Embarking on the timeless pilgrimage of Hajj has transformed over the ages, and we’re about to unveil the fascinating journey of ‘Hajj Changes Then and Now.’ From the sands of history to the digital age, this sacred odyssey has evolved, yet its essence remains unchanged. Delve into the pages of time and witness the shifts that have shaped the spiritual voyage, blending tradition with innovation. As we explore the rituals that have stood the test of time and the modern influences that intertwine with ancient devotion, join us on this immersive exploration of Hajj Changes Then and Now.
Table of contents
The Story of Hajj
Firstly, the origin of Hajj dates back to the period of Prophet Ibrahim. The Prophet’s wife was desperately searching for food after he left her and their son in a deserted land in Arabia. To answer her pleas, God created a spring of water named “Zam Zam” near the foot of the baby. As a remembrance of the sacrifice Prophet Ibrahim made to God, Muslims worldwide sacrifice sheep to celebrate the Hajj festival yearly.
A glimpse of how Hajj has changed over the years
Back in the day, pilgrims walked to the Kaaba to perform Hajj. It was also primarily limited to those in and around the Arab region. Today, millions of pilgrims worldwide gather in the House of God to perform obligatory rituals.
From Hajj being limited to those living in the Arab region, it quickly moved to Africa. With advancements in transportation, Muslims from every corner of the world gather in Makkah to perform the Hajj pilgrimage.
In the earliest days of Hajj, people walked up to the Kaaba to perform religious rituals, which was why only those living close to the site could do it. With the introduction of steamships, more pilgrims from different regions crossed oceans to come to perform Hajj.

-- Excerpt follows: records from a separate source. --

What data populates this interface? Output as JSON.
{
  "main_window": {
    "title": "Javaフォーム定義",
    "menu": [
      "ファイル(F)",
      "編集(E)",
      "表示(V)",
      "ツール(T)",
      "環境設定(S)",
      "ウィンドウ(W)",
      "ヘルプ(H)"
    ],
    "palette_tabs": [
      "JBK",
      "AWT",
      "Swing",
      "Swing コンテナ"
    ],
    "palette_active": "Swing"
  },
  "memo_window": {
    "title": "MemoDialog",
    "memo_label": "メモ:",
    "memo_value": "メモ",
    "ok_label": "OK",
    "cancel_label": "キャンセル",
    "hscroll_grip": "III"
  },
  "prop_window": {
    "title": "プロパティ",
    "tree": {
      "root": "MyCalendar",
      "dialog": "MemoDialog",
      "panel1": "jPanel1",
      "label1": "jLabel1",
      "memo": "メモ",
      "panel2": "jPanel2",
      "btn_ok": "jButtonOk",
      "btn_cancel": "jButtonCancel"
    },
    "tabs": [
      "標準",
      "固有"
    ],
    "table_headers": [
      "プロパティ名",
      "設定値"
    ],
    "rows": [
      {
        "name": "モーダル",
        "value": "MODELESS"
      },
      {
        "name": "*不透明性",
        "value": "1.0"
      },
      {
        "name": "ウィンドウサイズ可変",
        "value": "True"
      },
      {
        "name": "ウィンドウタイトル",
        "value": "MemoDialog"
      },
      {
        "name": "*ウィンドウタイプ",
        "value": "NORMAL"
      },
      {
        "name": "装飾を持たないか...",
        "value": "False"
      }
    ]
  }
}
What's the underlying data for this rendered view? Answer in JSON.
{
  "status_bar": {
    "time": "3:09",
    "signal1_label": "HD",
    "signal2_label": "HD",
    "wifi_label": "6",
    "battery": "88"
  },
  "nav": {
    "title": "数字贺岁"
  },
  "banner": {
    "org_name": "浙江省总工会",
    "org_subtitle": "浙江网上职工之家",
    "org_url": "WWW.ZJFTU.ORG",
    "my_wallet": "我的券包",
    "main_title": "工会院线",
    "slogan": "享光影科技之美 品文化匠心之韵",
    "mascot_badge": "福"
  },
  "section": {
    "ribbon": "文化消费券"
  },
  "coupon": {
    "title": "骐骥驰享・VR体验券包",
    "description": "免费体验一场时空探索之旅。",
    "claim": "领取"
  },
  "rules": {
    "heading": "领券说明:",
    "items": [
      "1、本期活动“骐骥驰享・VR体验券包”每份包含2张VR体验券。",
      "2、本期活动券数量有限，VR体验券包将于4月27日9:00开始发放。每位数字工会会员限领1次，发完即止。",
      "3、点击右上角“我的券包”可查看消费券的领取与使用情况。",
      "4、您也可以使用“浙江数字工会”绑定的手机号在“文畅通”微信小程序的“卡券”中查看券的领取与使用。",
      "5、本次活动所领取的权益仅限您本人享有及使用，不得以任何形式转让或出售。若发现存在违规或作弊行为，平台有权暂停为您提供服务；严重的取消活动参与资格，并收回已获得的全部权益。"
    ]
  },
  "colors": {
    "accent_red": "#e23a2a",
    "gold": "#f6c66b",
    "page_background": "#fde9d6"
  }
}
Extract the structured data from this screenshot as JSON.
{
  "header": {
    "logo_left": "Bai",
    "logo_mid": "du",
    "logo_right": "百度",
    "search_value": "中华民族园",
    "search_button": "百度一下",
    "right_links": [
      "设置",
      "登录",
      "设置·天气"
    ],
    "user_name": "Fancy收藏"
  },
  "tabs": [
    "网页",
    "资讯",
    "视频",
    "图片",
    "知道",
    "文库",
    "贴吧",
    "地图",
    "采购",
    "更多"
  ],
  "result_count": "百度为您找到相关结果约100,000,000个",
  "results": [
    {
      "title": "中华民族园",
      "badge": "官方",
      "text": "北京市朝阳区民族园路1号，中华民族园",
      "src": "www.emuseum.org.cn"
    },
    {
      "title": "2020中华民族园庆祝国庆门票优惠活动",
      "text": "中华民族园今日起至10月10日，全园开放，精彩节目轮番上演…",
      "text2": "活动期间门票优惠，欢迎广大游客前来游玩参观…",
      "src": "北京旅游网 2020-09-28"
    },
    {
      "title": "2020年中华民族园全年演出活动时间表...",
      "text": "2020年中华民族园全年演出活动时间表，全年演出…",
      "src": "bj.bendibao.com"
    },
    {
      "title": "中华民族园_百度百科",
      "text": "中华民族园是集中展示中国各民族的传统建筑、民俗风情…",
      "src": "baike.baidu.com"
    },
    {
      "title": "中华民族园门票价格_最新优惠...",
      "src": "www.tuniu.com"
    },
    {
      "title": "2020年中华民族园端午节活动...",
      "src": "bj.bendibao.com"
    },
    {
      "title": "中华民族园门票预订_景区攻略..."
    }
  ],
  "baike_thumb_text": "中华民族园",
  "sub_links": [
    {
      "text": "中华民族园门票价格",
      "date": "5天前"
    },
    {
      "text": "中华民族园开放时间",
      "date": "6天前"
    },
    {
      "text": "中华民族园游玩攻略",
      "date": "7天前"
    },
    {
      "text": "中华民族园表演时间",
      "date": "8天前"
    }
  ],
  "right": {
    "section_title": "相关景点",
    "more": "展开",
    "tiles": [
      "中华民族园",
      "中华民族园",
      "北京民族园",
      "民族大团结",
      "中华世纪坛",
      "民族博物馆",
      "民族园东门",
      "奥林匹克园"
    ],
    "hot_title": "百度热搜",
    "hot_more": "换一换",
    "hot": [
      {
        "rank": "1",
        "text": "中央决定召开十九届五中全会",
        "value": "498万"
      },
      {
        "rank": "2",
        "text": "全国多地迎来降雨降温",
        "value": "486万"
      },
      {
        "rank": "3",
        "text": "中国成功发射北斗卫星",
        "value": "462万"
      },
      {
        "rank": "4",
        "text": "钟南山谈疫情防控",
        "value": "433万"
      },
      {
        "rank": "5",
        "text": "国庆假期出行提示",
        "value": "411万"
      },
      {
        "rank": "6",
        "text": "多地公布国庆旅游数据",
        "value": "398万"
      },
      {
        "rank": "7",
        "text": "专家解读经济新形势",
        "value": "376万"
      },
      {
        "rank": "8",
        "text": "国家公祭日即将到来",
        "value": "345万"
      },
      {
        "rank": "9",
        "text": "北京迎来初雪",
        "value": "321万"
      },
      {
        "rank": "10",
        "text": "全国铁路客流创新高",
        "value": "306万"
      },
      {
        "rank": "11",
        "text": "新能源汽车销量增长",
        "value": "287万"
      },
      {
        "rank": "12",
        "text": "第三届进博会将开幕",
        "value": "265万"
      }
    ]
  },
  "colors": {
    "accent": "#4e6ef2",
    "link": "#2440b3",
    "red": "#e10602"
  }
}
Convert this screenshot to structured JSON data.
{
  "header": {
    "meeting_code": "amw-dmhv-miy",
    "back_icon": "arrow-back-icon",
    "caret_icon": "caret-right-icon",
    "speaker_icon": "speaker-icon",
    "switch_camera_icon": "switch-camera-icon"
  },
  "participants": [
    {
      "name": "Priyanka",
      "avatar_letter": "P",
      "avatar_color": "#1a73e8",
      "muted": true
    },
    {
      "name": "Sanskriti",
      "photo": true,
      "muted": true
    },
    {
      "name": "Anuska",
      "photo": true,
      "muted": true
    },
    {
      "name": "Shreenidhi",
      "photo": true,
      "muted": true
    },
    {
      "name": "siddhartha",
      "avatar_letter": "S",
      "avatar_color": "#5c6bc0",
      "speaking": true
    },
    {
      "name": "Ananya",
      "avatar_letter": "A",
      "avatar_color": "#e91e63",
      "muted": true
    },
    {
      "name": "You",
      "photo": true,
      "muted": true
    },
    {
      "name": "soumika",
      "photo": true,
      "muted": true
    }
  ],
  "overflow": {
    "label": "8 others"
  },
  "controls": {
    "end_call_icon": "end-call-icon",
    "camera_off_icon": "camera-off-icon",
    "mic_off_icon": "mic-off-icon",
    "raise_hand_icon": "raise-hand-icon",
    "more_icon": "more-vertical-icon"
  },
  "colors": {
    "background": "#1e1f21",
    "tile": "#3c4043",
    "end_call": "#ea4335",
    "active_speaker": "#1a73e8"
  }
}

Finally, with the invention of airplanes, people from every corner of the globe could make it to the holy city of Makkah.
With the advancement in transportation came the additional cost of performing the Hajj pilgrimage. Today, it is something that only the wealthy can do. Besides, some Muslims save up their entire lives to perform this pilgrimage because it is one of the holiest religious observances of Islam. From hundreds to thousands of pilgrims, the number has now reached the millions.
Ensuring the safety of Hajj pilgrims
The government of Saudi Arabia takes extra measures to ensure the safety and comfort of all pilgrims. From fires to stampedes, the Hajj pilgrimage has seen many disasters that caused many pilgrims’ loss of lives. Measures are in place to prevent such things from happening in the future. Further, the Saudi government compares it to organizing the Olympic Games yearly in the same country!
With the onset of the pandemic, the Saudi government did not accept any pilgrims during the period. It is one of the rare times when the Hajj pilgrimage is not performed in a year. After the country started to reopen, the government accepted a restricted number of pilgrims. Now, it is back to accepting millions of pilgrims worldwide.
The journey to Makkah then and now
The journey to Makkah to observe the rituals of the Hajj pilgrimage has changed significantly over the years. In medieval times Hajj pilgrims would gather in cities like Damascus, Basra, and Cairo to reach Makkah in groups. Moreover, caravans with tens of thousands of pilgrims would head to Makkah annually for Hajj. Throughout the years, there have been various issues where others attacked caravans, and security became a significant concern for the authorities.
Although the Hajj pilgrimage dates back to the time of Prophet Ibrahim, the present form of the pilgrimage started during the time of Prophet Muhammad (PBUH). In 632 CE, the Prophet demonstrated the correct way to perform the pilgrimage to all his followers. These rituals are followed to this day when pilgrims gather in Makkah to perform Hajj.
Pilgrims in Arabia traveled to Makkah on camels, a popular form of transport in that era. Pilgrims from the Indian subcontinent and Southeast Asia traveled across the sea in ships to reach Makkah.
Steamships became a mode of transport to each Makkah in the second half of the nineteenth century. It became possible with the opening of the Suez Canal in 1869. Finally, in 1937, Misr Airlines introduced the first airline service for pilgrims to reach Makkah for Hajj. Today, most pilgrims travel to Makkah for the Hajj pilgrimage via airplane.
There have been significant changes in transportation and how pilgrims perform Hajj over the years. Do you know how people did Hajj back in the day and what has changed over the years? Comment below on what you know about Hajj and what to expect for Hajj.